Luckily, he soon made friends, through whom he got a manager, an agent and a test for PASSIONS, though he lost the part. "It was for John," Hartley reveals. "They gave it to Jack Krizmanich. But by that time, I had tuned in to Passions a few times, and I was already hooked, so I kept watching." He swears that seeing Krizmanich on-screen instead of himself wasn't painful. "First of all, I met him at the test and he was really nice. And second, you know, at that time I was not a working actor at all. I thought, 'Obviously, he did stuff in his test that I didn't do,' so I just watched him and tried to see what he was doing that I wasn't."
The second time around, Hartley was just what Passions wanted. "I was so excited," he recalls. "I haven't had that many [acting] jobs in this town, to tell you the truth. A couple of short films, commercials for Macy's and Miller Genuine Draft. So, this was the first time I've really been on TV."
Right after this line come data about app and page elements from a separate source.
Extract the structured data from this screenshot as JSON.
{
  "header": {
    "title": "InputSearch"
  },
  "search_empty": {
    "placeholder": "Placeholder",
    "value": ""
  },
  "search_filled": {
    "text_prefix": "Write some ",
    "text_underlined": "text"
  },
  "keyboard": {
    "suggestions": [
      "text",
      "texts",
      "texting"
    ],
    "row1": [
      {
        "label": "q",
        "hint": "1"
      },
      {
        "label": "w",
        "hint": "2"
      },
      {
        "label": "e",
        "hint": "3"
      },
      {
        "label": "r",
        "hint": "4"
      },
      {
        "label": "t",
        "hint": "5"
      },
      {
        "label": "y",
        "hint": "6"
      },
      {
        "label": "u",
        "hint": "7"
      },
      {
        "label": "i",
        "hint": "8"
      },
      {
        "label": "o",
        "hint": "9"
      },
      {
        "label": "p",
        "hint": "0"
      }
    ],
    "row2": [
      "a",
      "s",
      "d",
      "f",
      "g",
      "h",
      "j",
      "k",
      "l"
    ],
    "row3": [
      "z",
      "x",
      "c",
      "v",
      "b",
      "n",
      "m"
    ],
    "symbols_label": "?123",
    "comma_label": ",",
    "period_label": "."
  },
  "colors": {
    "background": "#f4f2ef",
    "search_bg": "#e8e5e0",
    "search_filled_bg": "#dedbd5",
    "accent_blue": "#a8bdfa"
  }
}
He's been recognized on the street a few times since his December debut, but not enough to be disturbed by it. "I don't care about being watched by people. I don't really do anything illegal, so let 'em watch. I'll tell you what freaks me out, though," Hartley confides. "I wasn't ready for … well, I guess this was kind of naïve, but it just never occurred to me that anybody would say anything negative about me, you know, about the way I act or look." Long story short, an Internet posting described him as "Not hot at all." "I'm the kind of person who can hear 1,000 good things about myself and one bad thing, and I'll focus on the bad thing. I start getting all sensitive, like, 'These people don't know me, maybe they saw me on a bad day.' But what it all boils down to," he concludes, "is that it's no big deal. It's someone's opinion, and they're entitled to write it 100 times if they want. I still feel like this whole entire experience with Passions has been perfect so far."
And Hartley feels equally high at home with Gracie, The Gooch and Jill, who is now a nursing student and gave him an acoustic guitar for his birthday. "I have no idea how to play it," he says. Then, alluding to his somewhat impractical nature, he laughs. "I should be a rock star by the end of the week. Or at least in a couple of months."